* Task objective *
Which lines of the records contain the word "SUPPLIES"? Copy each one.

Dataset records Start Marker

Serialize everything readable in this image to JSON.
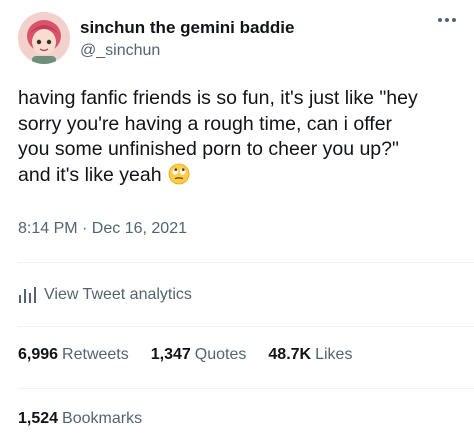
{
  "author": {
    "display_name": "sinchun the gemini baddie",
    "handle": "@_sinchun"
  },
  "tweet": {
    "lines": [
      "having fanfic friends is so fun, it's just like \"hey",
      "sorry you're having a rough time, can i offer",
      "you some unfinished porn to cheer you up?\"",
      "and it's like yeah"
    ],
    "emoji": "face-with-rolling-eyes-icon",
    "timestamp": "8:14 PM · Dec 16, 2021"
  },
  "analytics": {
    "label": "View Tweet analytics"
  },
  "stats": {
    "retweets_count": "6,996",
    "retweets_label": "Retweets",
    "quotes_count": "1,347",
    "quotes_label": "Quotes",
    "likes_count": "48.7K",
    "likes_label": "Likes",
    "bookmarks_count": "1,524",
    "bookmarks_label": "Bookmarks"
  },
  "colors": {
    "text_primary": "#0f1419",
    "text_secondary": "#536471",
    "divider": "#eff3f4"
  }
}
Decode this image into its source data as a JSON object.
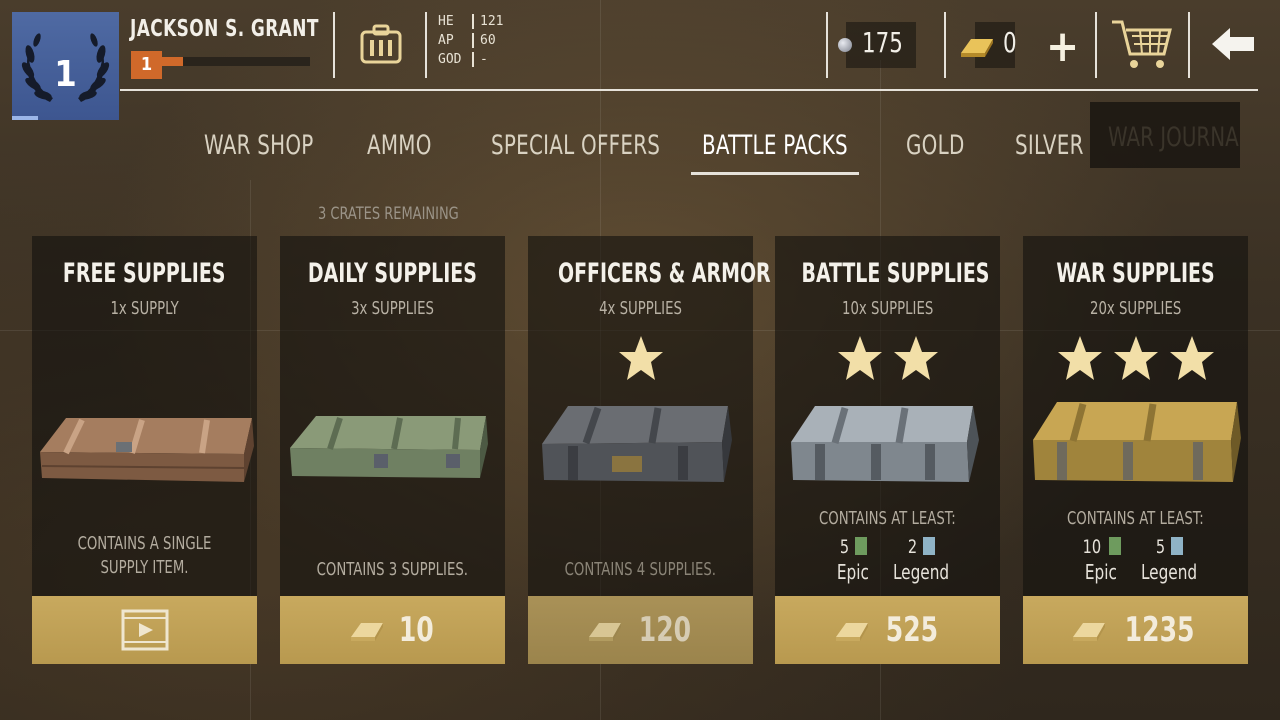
{
  "player": {
    "name": "JACKSON S. GRANT",
    "rank": "1",
    "level": "1",
    "xp_fraction": 0.14
  },
  "stats": [
    {
      "key": "HE",
      "value": "121"
    },
    {
      "key": "AP",
      "value": "60"
    },
    {
      "key": "GOD",
      "value": "-"
    }
  ],
  "currency": {
    "silver": "175",
    "gold": "0"
  },
  "icons": {
    "ammo": "ammo-crate-icon",
    "silver": "silver-coin-icon",
    "gold": "gold-bar-icon",
    "add": "plus-icon",
    "cart": "shopping-cart-icon",
    "back": "back-arrow-icon"
  },
  "tabs": [
    {
      "label": "WAR SHOP",
      "active": false
    },
    {
      "label": "AMMO",
      "active": false
    },
    {
      "label": "SPECIAL OFFERS",
      "active": false
    },
    {
      "label": "BATTLE PACKS",
      "active": true
    },
    {
      "label": "GOLD",
      "active": false
    },
    {
      "label": "SILVER",
      "active": false
    },
    {
      "label": "WAR JOURNAL",
      "active": false
    }
  ],
  "crates_remaining": "3 CRATES REMAINING",
  "cards": [
    {
      "title": "FREE SUPPLIES",
      "subtitle": "1x SUPPLY",
      "stars": 0,
      "description": "CONTAINS A SINGLE SUPPLY ITEM.",
      "price": "",
      "price_type": "video",
      "crate_color": "wood"
    },
    {
      "title": "DAILY SUPPLIES",
      "subtitle": "3x SUPPLIES",
      "stars": 0,
      "description": "CONTAINS 3 SUPPLIES.",
      "price": "10",
      "price_type": "gold",
      "crate_color": "green"
    },
    {
      "title": "OFFICERS & ARMOR",
      "subtitle": "4x SUPPLIES",
      "stars": 1,
      "description": "CONTAINS 4 SUPPLIES.",
      "price": "120",
      "price_type": "gold",
      "crate_color": "grey"
    },
    {
      "title": "BATTLE SUPPLIES",
      "subtitle": "10x SUPPLIES",
      "stars": 2,
      "contains_label": "CONTAINS AT LEAST:",
      "epic_count": "5",
      "epic_label": "Epic",
      "legend_count": "2",
      "legend_label": "Legend",
      "price": "525",
      "price_type": "gold",
      "crate_color": "steel"
    },
    {
      "title": "WAR SUPPLIES",
      "subtitle": "20x SUPPLIES",
      "stars": 3,
      "contains_label": "CONTAINS AT LEAST:",
      "epic_count": "10",
      "epic_label": "Epic",
      "legend_count": "5",
      "legend_label": "Legend",
      "price": "1235",
      "price_type": "gold",
      "crate_color": "yellow"
    }
  ],
  "colors": {
    "rank_blue": "#4f6aa3",
    "level_orange": "#d0692a",
    "price_gold": "#c8a95e",
    "epic_green": "#6e9b5e",
    "legend_blue": "#8fb3c6",
    "star_gold": "#f2dfa8"
  }
}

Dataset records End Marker

* Response to the task *
      "title": "FREE SUPPLIES",
      "title": "DAILY SUPPLIES",
      "subtitle": "3x SUPPLIES",
      "description": "CONTAINS 3 SUPPLIES.",
      "subtitle": "4x SUPPLIES",
      "description": "CONTAINS 4 SUPPLIES.",
      "title": "BATTLE SUPPLIES",
      "subtitle": "10x SUPPLIES",
      "title": "WAR SUPPLIES",
      "subtitle": "20x SUPPLIES",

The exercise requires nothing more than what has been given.